It is a bit disappointing, of course, that Leiber and Stoller only contributed those two numbers to the soundtrack (the third one, ʽSteadfast, Loyal And Trueʼ, is a rather silly acappella school anthem that can only be appreciated by those who are not alergic to any sort of school anthems in principle), because none of the other numbers come close to the inspirational punch of ʽKing Creoleʼ and ʽTroubleʼ. Well, for those who donʼt mind some good old misogyny in their soup, there is always ʽHard Headed Womanʼ, another little Claude DeMetrius classic delivered by the King at such a breakneck tempo that you will find it quite a challenge to sing along — and here you do get a Scottie Moore guitar solo, although it is still eventually overtaken by a wild brass onslaught. But Schroederʼs ʽDixieland Rockʼ is a disappointment, a transparent attempt to remake ʽJailhouse Rockʼ New Orleans-style that takes most of the bite and anger out of the original and replaces it with even more brass soloing — not good at all.

In general, the weak spot of King Creole is that too much of the album is subjugated to one simple formula: let us take the average Elvis Presley record and cross it with New Orleans jazz. It does result in an album that is almost conceptual in nature, but if you just throw your big band arrangements on top of everything, well, be prepared that sometimes it will work and sometimes it wonʼt. Not surprisingly, perhaps, one of the albumʼs true hidden delights is ʽCrawfishʼ, a short and almost minimalistic «exotic» shuffle about... well, the lyrics speak for themselves, donʼt they? "See I got him, see the size, stripped and cleaned before your eyes" — howʼs that for a from-the-waist-up Ed Sullivan show? Never mind, even if you read past all the innuendos (and I myself thought for quite a long time it was just a song about fishing down on the bayou), the Kingʼs drawn-out howl of "craaaawfish!", lustfully echoed back by Kitty White, is still enough to ignite something. Too bad the whole thing is over much too quickly and there is nothing else even remotely like it on the record.

Still, even if ʽDixieland Rockʼ does not work, and even if several of the ballads are second-hand shadows of earlier successes, individual flaws do not spoil the general feel. Discounting the couple of compilation LPs released while Elvis was in the army, King Creole is the very last blast of a young, cocky, and still relatively free true King of rockʼnʼroll — who may have been on the verge of something even greater, if not for the combined counteraction of the Armed Forces and «Colonel» Tom Parker; and while we are all aware that one of the «Colonel»ʼs worst deeds was confining Elvis to the movie set, an even worse one may have been his isolation from Leiber and Stoller — who allegedly did not wish to sell themselves into Parkerʼs servitude and were consequently banned from access to Elvis by the Memphis Mafia. A sad story, alas, in no way predictable based on the lively exuberance of King Creole. 

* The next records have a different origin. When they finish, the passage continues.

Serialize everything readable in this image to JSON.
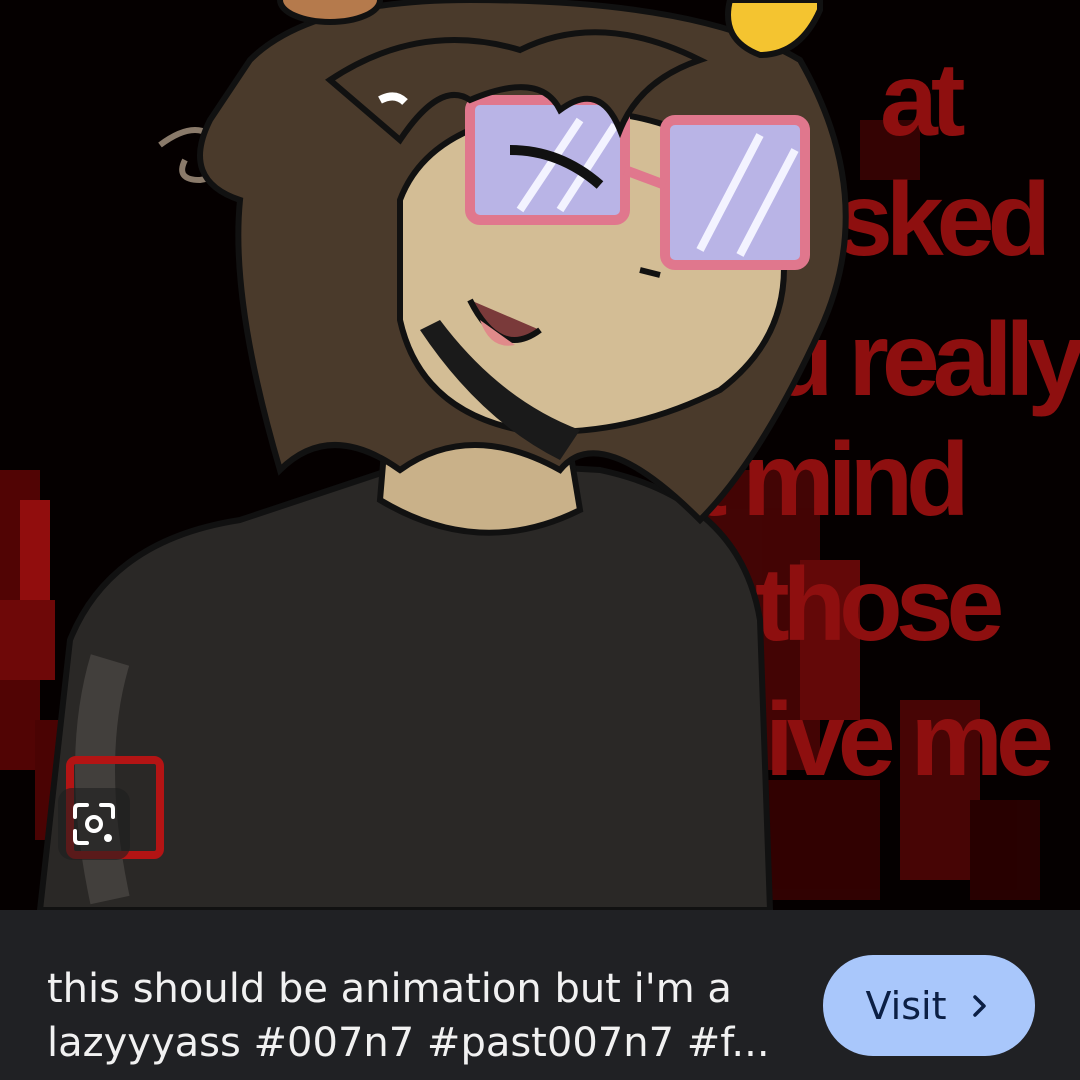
{
  "image": {
    "subject": "digital illustration of character with pink rectangular glasses, brown messy hair, black shirt",
    "background_text_lines": [
      "at",
      "sked",
      "u really",
      "'t mind",
      "those",
      "ive me"
    ]
  },
  "lens": {
    "icon": "lens-search-icon"
  },
  "result": {
    "caption": "this should be animation but i'm a lazyyyass #007n7 #past007n7 #f...",
    "visit_label": "Visit",
    "visit_icon": "chevron-right-icon"
  },
  "colors": {
    "bar_background": "#202124",
    "visit_button": "#a9c7fb",
    "caption_text": "#f1f1f1",
    "background_red": "#8e0f0f"
  }
}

  1. I really think you should go youtube and search Cliff Edwards. In my opinion he wasn't any less of a singer than either Elvis or Sinatra. Search for "If I had you" or "Remember". I think you might enjoy it.

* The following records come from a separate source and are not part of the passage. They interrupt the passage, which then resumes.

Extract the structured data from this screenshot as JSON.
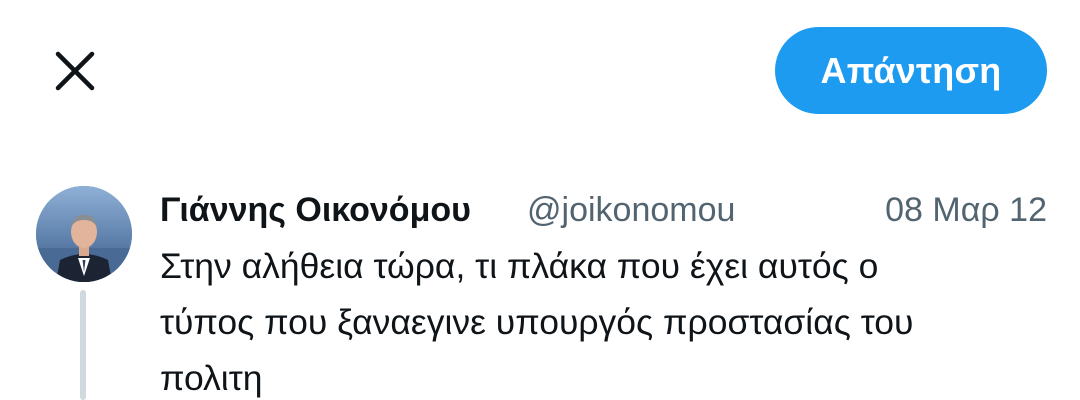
{
  "toolbar": {
    "close_icon": "close-icon",
    "reply_label": "Απάντηση",
    "accent_color": "#1d9bf0"
  },
  "tweet": {
    "author_name": "Γιάννης Οικονόμου",
    "author_handle": "@joikonomou",
    "date": "08 Μαρ 12",
    "text": "Στην αλήθεια τώρα, τι πλάκα που έχει αυτός ο\nτύπος που ξαναεγινε υπουργός προστασίας του\nπολιτη"
  }
}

    1. Respect your choice, but ukulele-based pop standards are really not my thing. I'm not that much of a Sinatra fan, either. Give me something more blues-based.

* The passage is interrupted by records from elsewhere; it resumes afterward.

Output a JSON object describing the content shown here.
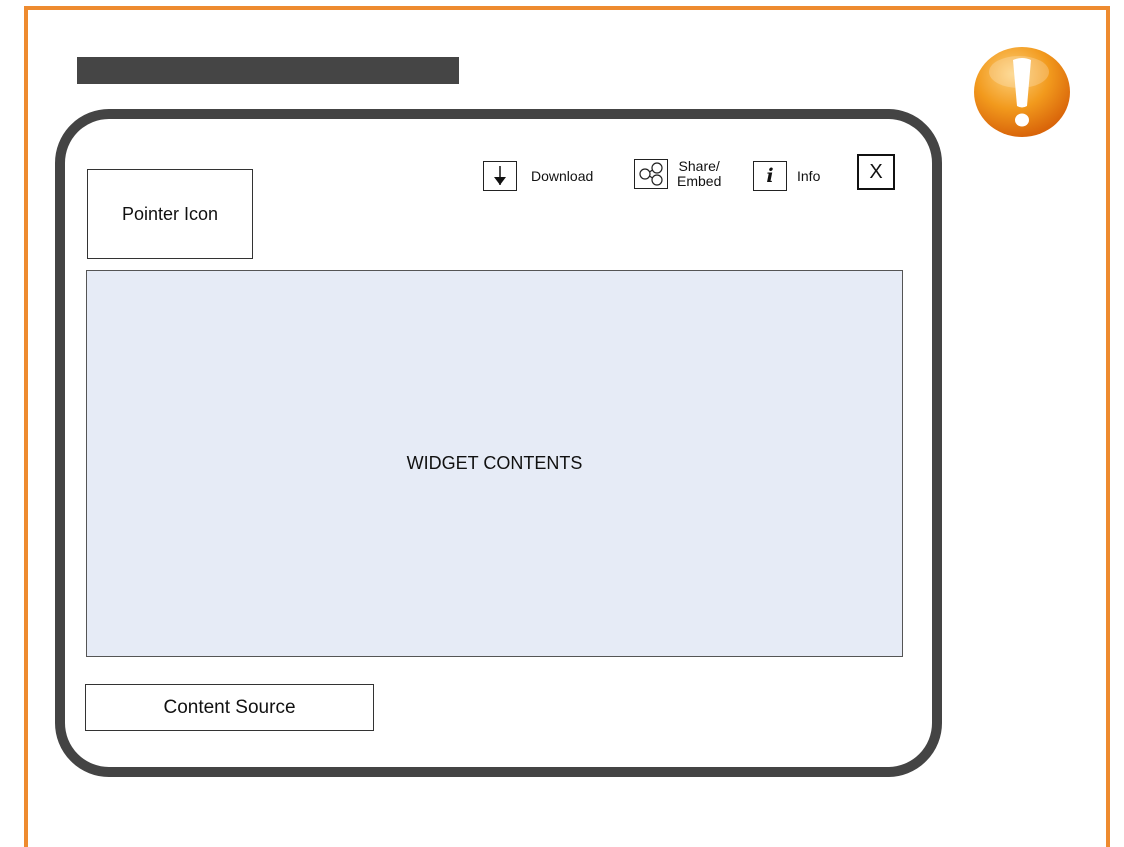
{
  "page": {
    "accent_color": "#ee8b2f",
    "alert_icon": "warning-exclamation-icon"
  },
  "widget": {
    "pointer_label": "Pointer Icon",
    "toolbar": {
      "download_label": "Download",
      "download_icon": "download-arrow-icon",
      "share_label_line1": "Share/",
      "share_label_line2": "Embed",
      "share_icon": "share-nodes-icon",
      "info_label": "Info",
      "info_icon": "info-icon",
      "close_label": "X"
    },
    "contents_label": "WIDGET CONTENTS",
    "content_background": "#e6ebf6",
    "source_label": "Content Source"
  }
}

  2. I suspected you might say something like that. For me its not about the aesthetics but about the expression, which, to my ears, is very honest and pure. Its like, people love to love Billie Holiday or Nancy Sinatra but they don't like Doris Day because they don't see pass the image. I'm not saying that every song by Doris Day (or by Cliff Edwards, for that matter) was gold but I really think she was a great singer.